Would you please output all the records exactly as given? Pictures should not appear in the copy.
Top of Records to use
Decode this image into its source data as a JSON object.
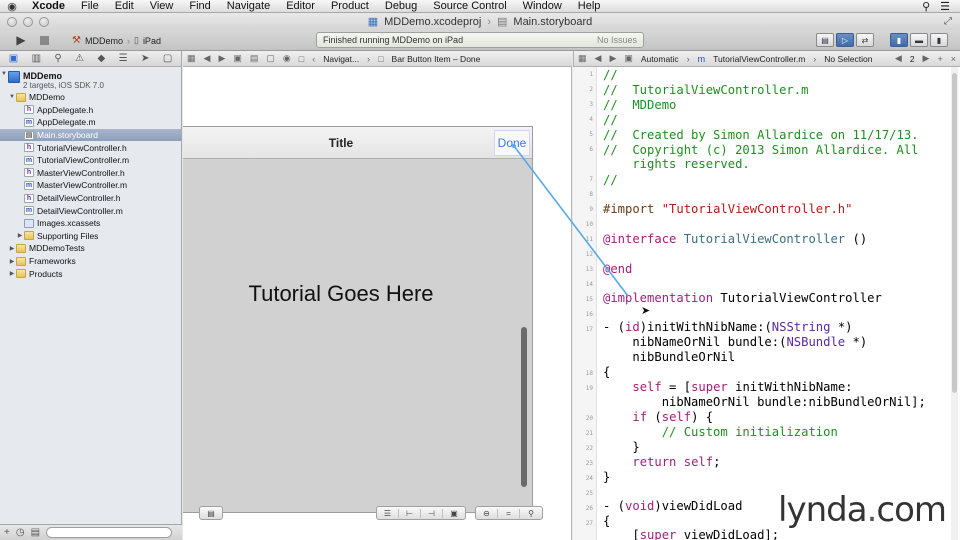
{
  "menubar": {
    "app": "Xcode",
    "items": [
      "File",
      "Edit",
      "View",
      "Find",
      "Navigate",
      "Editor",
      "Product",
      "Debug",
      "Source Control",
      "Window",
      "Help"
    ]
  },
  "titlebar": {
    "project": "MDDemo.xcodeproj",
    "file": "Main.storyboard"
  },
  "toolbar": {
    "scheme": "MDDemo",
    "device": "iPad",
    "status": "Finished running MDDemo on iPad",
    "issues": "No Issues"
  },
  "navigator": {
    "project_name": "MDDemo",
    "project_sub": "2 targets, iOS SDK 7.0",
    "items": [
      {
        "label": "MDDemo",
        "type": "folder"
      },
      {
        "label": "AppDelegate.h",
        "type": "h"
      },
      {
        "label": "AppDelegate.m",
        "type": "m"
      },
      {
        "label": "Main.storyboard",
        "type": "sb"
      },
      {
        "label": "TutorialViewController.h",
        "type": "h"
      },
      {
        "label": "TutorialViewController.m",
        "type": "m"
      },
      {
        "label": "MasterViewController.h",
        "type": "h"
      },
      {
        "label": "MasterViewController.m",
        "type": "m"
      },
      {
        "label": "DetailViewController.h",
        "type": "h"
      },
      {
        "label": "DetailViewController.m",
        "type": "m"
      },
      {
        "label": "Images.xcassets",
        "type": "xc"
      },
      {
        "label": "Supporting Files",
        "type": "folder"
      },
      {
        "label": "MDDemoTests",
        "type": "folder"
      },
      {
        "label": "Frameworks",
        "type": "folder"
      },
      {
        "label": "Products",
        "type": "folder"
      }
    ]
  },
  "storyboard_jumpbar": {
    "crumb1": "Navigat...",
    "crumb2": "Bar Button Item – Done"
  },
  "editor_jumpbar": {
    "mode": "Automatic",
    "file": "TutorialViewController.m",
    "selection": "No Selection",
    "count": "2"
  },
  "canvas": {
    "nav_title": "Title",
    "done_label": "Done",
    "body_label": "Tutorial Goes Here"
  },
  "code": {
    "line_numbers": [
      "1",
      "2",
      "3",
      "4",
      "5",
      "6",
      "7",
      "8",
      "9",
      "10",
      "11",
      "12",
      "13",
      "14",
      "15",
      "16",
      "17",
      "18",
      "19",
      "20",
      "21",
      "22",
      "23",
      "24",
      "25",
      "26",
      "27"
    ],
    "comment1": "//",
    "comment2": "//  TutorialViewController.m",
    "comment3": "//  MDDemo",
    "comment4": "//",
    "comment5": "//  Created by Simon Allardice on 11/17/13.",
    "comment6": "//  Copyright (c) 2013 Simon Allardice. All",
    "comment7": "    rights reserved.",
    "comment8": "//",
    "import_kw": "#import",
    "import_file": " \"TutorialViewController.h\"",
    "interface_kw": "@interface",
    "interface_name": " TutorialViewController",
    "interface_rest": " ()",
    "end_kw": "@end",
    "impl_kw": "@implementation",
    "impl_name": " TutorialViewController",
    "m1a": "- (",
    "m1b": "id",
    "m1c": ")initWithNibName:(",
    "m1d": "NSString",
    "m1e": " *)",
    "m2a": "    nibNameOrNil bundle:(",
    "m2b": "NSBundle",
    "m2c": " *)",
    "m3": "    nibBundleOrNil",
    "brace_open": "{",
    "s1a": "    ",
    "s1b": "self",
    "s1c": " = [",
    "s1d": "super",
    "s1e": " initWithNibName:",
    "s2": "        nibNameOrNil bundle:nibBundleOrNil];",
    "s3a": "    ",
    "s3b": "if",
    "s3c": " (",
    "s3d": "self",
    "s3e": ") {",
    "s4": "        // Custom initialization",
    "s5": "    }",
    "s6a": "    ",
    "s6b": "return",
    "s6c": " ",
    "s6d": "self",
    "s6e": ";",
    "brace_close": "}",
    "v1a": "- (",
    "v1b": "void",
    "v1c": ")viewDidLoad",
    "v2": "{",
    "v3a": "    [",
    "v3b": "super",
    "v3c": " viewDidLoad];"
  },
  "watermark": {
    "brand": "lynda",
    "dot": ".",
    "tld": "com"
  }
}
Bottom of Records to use
Answer section:
Decode this image into its source data as a JSON object.
{
  "menubar": {
    "app": "Xcode",
    "items": [
      "File",
      "Edit",
      "View",
      "Find",
      "Navigate",
      "Editor",
      "Product",
      "Debug",
      "Source Control",
      "Window",
      "Help"
    ]
  },
  "titlebar": {
    "project": "MDDemo.xcodeproj",
    "file": "Main.storyboard"
  },
  "toolbar": {
    "scheme": "MDDemo",
    "device": "iPad",
    "status": "Finished running MDDemo on iPad",
    "issues": "No Issues"
  },
  "navigator": {
    "project_name": "MDDemo",
    "project_sub": "2 targets, iOS SDK 7.0",
    "items": [
      {
        "label": "MDDemo",
        "type": "folder"
      },
      {
        "label": "AppDelegate.h",
        "type": "h"
      },
      {
        "label": "AppDelegate.m",
        "type": "m"
      },
      {
        "label": "Main.storyboard",
        "type": "sb"
      },
      {
        "label": "TutorialViewController.h",
        "type": "h"
      },
      {
        "label": "TutorialViewController.m",
        "type": "m"
      },
      {
        "label": "MasterViewController.h",
        "type": "h"
      },
      {
        "label": "MasterViewController.m",
        "type": "m"
      },
      {
        "label": "DetailViewController.h",
        "type": "h"
      },
      {
        "label": "DetailViewController.m",
        "type": "m"
      },
      {
        "label": "Images.xcassets",
        "type": "xc"
      },
      {
        "label": "Supporting Files",
        "type": "folder"
      },
      {
        "label": "MDDemoTests",
        "type": "folder"
      },
      {
        "label": "Frameworks",
        "type": "folder"
      },
      {
        "label": "Products",
        "type": "folder"
      }
    ]
  },
  "storyboard_jumpbar": {
    "crumb1": "Navigat...",
    "crumb2": "Bar Button Item – Done"
  },
  "editor_jumpbar": {
    "mode": "Automatic",
    "file": "TutorialViewController.m",
    "selection": "No Selection",
    "count": "2"
  },
  "canvas": {
    "nav_title": "Title",
    "done_label": "Done",
    "body_label": "Tutorial Goes Here"
  },
  "code": {
    "line_numbers": [
      "1",
      "2",
      "3",
      "4",
      "5",
      "6",
      "7",
      "8",
      "9",
      "10",
      "11",
      "12",
      "13",
      "14",
      "15",
      "16",
      "17",
      "18",
      "19",
      "20",
      "21",
      "22",
      "23",
      "24",
      "25",
      "26",
      "27"
    ],
    "comment1": "//",
    "comment2": "//  TutorialViewController.m",
    "comment3": "//  MDDemo",
    "comment4": "//",
    "comment5": "//  Created by Simon Allardice on 11/17/13.",
    "comment6": "//  Copyright (c) 2013 Simon Allardice. All",
    "comment7": "    rights reserved.",
    "comment8": "//",
    "import_kw": "#import",
    "import_file": " \"TutorialViewController.h\"",
    "interface_kw": "@interface",
    "interface_name": " TutorialViewController",
    "interface_rest": " ()",
    "end_kw": "@end",
    "impl_kw": "@implementation",
    "impl_name": " TutorialViewController",
    "m1a": "- (",
    "m1b": "id",
    "m1c": ")initWithNibName:(",
    "m1d": "NSString",
    "m1e": " *)",
    "m2a": "    nibNameOrNil bundle:(",
    "m2b": "NSBundle",
    "m2c": " *)",
    "m3": "    nibBundleOrNil",
    "brace_open": "{",
    "s1a": "    ",
    "s1b": "self",
    "s1c": " = [",
    "s1d": "super",
    "s1e": " initWithNibName:",
    "s2": "        nibNameOrNil bundle:nibBundleOrNil];",
    "s3a": "    ",
    "s3b": "if",
    "s3c": " (",
    "s3d": "self",
    "s3e": ") {",
    "s4": "        // Custom initialization",
    "s5": "    }",
    "s6a": "    ",
    "s6b": "return",
    "s6c": " ",
    "s6d": "self",
    "s6e": ";",
    "brace_close": "}",
    "v1a": "- (",
    "v1b": "void",
    "v1c": ")viewDidLoad",
    "v2": "{",
    "v3a": "    [",
    "v3b": "super",
    "v3c": " viewDidLoad];"
  },
  "watermark": {
    "brand": "lynda",
    "dot": ".",
    "tld": "com"
  }
}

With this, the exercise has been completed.